Aim of the task:
Every record that follows must be set down word for word.

Material for this task:
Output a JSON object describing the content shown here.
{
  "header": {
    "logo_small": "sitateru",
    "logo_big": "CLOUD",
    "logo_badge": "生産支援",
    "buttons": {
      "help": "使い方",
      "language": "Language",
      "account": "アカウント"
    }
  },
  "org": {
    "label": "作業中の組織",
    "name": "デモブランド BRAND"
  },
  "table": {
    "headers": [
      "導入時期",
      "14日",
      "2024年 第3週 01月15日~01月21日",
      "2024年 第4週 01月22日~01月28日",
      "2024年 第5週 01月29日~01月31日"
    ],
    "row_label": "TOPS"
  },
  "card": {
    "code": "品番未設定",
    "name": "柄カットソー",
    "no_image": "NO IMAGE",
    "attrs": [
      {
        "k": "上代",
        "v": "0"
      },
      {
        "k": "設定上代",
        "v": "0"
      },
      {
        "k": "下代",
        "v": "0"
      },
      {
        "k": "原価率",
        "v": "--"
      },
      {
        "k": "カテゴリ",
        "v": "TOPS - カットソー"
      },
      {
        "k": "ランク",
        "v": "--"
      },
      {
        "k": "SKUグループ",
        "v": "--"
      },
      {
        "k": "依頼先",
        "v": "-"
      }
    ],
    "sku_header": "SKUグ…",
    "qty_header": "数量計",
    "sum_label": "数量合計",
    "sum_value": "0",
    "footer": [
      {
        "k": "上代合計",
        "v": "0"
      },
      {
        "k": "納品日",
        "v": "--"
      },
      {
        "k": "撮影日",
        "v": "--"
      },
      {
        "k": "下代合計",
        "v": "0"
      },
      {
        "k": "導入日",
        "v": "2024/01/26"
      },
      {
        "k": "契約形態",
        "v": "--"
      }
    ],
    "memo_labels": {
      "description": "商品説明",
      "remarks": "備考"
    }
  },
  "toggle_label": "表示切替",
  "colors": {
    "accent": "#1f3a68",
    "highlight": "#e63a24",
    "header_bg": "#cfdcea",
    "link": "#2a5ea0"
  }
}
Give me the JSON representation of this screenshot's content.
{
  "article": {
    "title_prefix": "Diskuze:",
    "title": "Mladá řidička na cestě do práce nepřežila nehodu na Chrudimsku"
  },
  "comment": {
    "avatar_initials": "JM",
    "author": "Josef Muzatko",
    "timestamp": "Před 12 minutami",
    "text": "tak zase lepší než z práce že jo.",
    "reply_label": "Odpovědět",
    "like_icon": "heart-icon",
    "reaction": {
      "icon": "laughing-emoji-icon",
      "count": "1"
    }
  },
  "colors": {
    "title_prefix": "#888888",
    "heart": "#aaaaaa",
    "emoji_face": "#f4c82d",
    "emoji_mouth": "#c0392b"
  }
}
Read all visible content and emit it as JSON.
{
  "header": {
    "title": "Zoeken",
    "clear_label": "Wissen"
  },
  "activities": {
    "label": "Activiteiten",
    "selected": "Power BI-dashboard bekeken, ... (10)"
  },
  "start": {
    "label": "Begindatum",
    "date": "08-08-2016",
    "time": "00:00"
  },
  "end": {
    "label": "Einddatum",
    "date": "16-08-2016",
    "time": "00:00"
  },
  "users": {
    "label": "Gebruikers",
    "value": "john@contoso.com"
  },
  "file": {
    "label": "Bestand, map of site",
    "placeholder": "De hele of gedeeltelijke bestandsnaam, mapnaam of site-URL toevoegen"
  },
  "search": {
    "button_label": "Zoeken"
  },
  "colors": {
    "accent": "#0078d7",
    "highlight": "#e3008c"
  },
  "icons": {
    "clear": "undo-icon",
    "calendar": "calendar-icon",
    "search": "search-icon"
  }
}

Your response:
Output a JSON object describing the content shown here.
{
  "header": {
    "logo_small": "sitateru",
    "logo_big": "CLOUD",
    "logo_badge": "生産支援",
    "buttons": {
      "help": "使い方",
      "language": "Language",
      "account": "アカウント"
    }
  },
  "org": {
    "label": "作業中の組織",
    "name": "デモブランド BRAND"
  },
  "table": {
    "headers": [
      "導入時期",
      "14日",
      "2024年 第3週 01月15日~01月21日",
      "2024年 第4週 01月22日~01月28日",
      "2024年 第5週 01月29日~01月31日"
    ],
    "row_label": "TOPS"
  },
  "card": {
    "code": "品番未設定",
    "name": "柄カットソー",
    "no_image": "NO IMAGE",
    "attrs": [
      {
        "k": "上代",
        "v": "0"
      },
      {
        "k": "設定上代",
        "v": "0"
      },
      {
        "k": "下代",
        "v": "0"
      },
      {
        "k": "原価率",
        "v": "--"
      },
      {
        "k": "カテゴリ",
        "v": "TOPS - カットソー"
      },
      {
        "k": "ランク",
        "v": "--"
      },
      {
        "k": "SKUグループ",
        "v": "--"
      },
      {
        "k": "依頼先",
        "v": "-"
      }
    ],
    "sku_header": "SKUグ…",
    "qty_header": "数量計",
    "sum_label": "数量合計",
    "sum_value": "0",
    "footer": [
      {
        "k": "上代合計",
        "v": "0"
      },
      {
        "k": "納品日",
        "v": "--"
      },
      {
        "k": "撮影日",
        "v": "--"
      },
      {
        "k": "下代合計",
        "v": "0"
      },
      {
        "k": "導入日",
        "v": "2024/01/26"
      },
      {
        "k": "契約形態",
        "v": "--"
      }
    ],
    "memo_labels": {
      "description": "商品説明",
      "remarks": "備考"
    }
  },
  "toggle_label": "表示切替",
  "colors": {
    "accent": "#1f3a68",
    "highlight": "#e63a24",
    "header_bg": "#cfdcea",
    "link": "#2a5ea0"
  }
}
Give me the JSON representation of this screenshot's content.
{
  "article": {
    "title_prefix": "Diskuze:",
    "title": "Mladá řidička na cestě do práce nepřežila nehodu na Chrudimsku"
  },
  "comment": {
    "avatar_initials": "JM",
    "author": "Josef Muzatko",
    "timestamp": "Před 12 minutami",
    "text": "tak zase lepší než z práce že jo.",
    "reply_label": "Odpovědět",
    "like_icon": "heart-icon",
    "reaction": {
      "icon": "laughing-emoji-icon",
      "count": "1"
    }
  },
  "colors": {
    "title_prefix": "#888888",
    "heart": "#aaaaaa",
    "emoji_face": "#f4c82d",
    "emoji_mouth": "#c0392b"
  }
}
Read all visible content and emit it as JSON.
{
  "header": {
    "title": "Zoeken",
    "clear_label": "Wissen"
  },
  "activities": {
    "label": "Activiteiten",
    "selected": "Power BI-dashboard bekeken, ... (10)"
  },
  "start": {
    "label": "Begindatum",
    "date": "08-08-2016",
    "time": "00:00"
  },
  "end": {
    "label": "Einddatum",
    "date": "16-08-2016",
    "time": "00:00"
  },
  "users": {
    "label": "Gebruikers",
    "value": "john@contoso.com"
  },
  "file": {
    "label": "Bestand, map of site",
    "placeholder": "De hele of gedeeltelijke bestandsnaam, mapnaam of site-URL toevoegen"
  },
  "search": {
    "button_label": "Zoeken"
  },
  "colors": {
    "accent": "#0078d7",
    "highlight": "#e3008c"
  },
  "icons": {
    "clear": "undo-icon",
    "calendar": "calendar-icon",
    "search": "search-icon"
  }
}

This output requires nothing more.